The skeletal system is one of nine systems that make up an animal body, according to the Food and Agriculture Organization of the United Nations (FAO). Anyone working on a dairy farm, beef farm or any farm that includes caring for cattle needs to understand the skeletal makeup of a cow. However, even if an agriculturalist doesn’t plan on working with cows, any student completing an agricultural degree will also most likely need to learn the skeletal system of a cow before graduating.
The skeletal system within any living creature is the framework upon which the body is built, according to FAO. It consists of the bones and the muscles in the body, including the joints that connect the bones, the ligaments that allow the joints to move and the cartilage that cushions the bones. The skeletal system carries the weight and support of the body while it functions to support bone structure, shape, development and function, and to move the body. By understanding the makeup of a cow’s skeletal system, cow owners, farmers and agricultural specialists can provide their cattle with the correct diet, exercise and living conditions that will provide the healthiest skeletal makeup.
In the front of the cow, from the front legs to the head, a diagram of the cow’s skeletal system includes the cannon, knee joint, radius, sternum, elbow joint, ulna, humerus, shoulder joint, shoulder blade and eye socket. From the top of the head and along the top side of the cow, the skeletal system includes the horn cones, cervical vertebrae, dorsal vertebrae, lumber vertebrae, sacrum and hip bone. Along the back side of the cow, points of interest on the cow’s skeletal system include:

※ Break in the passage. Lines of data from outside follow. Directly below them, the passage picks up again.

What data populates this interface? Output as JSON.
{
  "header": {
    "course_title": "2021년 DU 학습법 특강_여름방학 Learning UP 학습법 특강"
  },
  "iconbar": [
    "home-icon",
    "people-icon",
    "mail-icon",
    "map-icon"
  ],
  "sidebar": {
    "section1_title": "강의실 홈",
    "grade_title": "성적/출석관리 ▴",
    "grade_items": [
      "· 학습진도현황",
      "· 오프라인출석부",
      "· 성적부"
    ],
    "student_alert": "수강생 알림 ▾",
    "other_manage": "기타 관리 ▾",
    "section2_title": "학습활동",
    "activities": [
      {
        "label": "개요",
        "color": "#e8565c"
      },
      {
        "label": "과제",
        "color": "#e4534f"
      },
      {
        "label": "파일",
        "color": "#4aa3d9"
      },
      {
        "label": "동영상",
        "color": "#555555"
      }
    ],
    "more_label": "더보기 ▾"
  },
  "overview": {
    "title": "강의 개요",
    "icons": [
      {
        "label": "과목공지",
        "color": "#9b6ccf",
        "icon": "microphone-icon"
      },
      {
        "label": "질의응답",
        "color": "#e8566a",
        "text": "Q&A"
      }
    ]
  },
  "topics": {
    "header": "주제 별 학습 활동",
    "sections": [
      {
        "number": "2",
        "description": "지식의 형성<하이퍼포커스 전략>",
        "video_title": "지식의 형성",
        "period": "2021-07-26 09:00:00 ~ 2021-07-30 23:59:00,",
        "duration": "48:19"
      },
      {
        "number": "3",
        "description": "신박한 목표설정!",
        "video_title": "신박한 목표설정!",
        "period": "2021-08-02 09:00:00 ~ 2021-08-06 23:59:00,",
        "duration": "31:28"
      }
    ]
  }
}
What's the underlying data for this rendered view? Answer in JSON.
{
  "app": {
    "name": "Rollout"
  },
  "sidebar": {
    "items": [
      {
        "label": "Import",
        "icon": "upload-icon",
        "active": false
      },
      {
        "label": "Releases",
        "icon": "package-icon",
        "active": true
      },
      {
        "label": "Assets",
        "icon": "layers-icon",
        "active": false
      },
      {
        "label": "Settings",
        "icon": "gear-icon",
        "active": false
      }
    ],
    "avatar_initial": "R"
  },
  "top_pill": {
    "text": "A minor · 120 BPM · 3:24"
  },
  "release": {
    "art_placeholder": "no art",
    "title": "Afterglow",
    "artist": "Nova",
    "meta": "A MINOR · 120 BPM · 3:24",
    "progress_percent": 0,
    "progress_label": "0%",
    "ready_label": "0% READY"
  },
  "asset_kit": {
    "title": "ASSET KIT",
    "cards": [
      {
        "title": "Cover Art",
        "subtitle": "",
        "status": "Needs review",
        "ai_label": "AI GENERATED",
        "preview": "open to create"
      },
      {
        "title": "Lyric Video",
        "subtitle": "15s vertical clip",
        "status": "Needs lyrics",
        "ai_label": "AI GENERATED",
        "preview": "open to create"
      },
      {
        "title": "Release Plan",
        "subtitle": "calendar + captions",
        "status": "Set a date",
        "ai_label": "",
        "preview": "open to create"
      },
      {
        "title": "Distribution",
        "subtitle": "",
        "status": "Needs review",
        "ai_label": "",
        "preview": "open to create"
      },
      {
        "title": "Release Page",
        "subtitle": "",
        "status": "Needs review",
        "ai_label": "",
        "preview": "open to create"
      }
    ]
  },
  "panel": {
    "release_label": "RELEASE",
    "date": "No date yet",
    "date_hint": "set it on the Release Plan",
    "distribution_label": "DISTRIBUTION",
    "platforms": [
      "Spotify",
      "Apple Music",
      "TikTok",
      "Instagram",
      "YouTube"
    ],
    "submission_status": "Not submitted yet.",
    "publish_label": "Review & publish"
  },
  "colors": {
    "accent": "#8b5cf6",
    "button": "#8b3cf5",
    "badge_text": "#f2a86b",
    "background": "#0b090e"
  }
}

- the femur
- knee joint
- hock joint
These are the major components of the cow’s skeletal system that are expected to be learned by cow owners and agricultural students.
Numerous diseases and conditions can occur within a cow’s skeletal system if the cow’s immune system is weak or if the cow is malnourished. Milk fever is one condition that affects cows when calcium leaves the bloodstream to support milk production faster than calcium is put back into the bloodstream through eating. The result is a muscular and skeletal breakdown, resulting in the cow being weak and unable to stand. Ketosis is another disorder that affects female cows in early lactation. By drawing body fat to help meet the energy needs of milk production, central nervous systems can become dysfunctional, causing cows to stumble, lose their appetite and become weak.
Other conditions that affect the cow’s skeletal system are hereditary. Spinal muscular atrophy (SMA) and spinal dysmielination (SDM) are both genetic disorders that affect the skeletal makeup of newborn calves. In SMA, severe muscular atrophy causes weakness of the rear legs, which can eventually lead to the calves being unable to stand at all. Death can occur after two to four weeks from respiratory failures. IN SDM, calves often cannot rise from a lying position and die within the first week of life. Spastic paresis is a genetic disorder that affects adult cows, causing a hind leg to remain raised and extended backward, and spastic syndrome causes cramping and sporadic spasms of different skeletal muscles. If these conditions are spotted early, physical therapy or dietary supplements can help prevent further damage to the skeletal system or death.
Cattle require numerous minerals and dietary supplements to keep their skeletal systems healthy and to prevent the conditions listed above, according to the University of Missouri Extension. These minerals allow for normal bodily maintenance, growth and reproduction. The major minerals needed in large doses for cows include:
Minerals needed in much smaller doses include:
Each mineral has its own purpose. For example, calcium is needed to form and maintain healthy bones, teeth and muscle tissue, much like in human bodies. Potassium is needed to promote good appetite and decrease the chance of stiffness in the joints.
cow. cow in farm/field image by L. Shat from Fotolia.com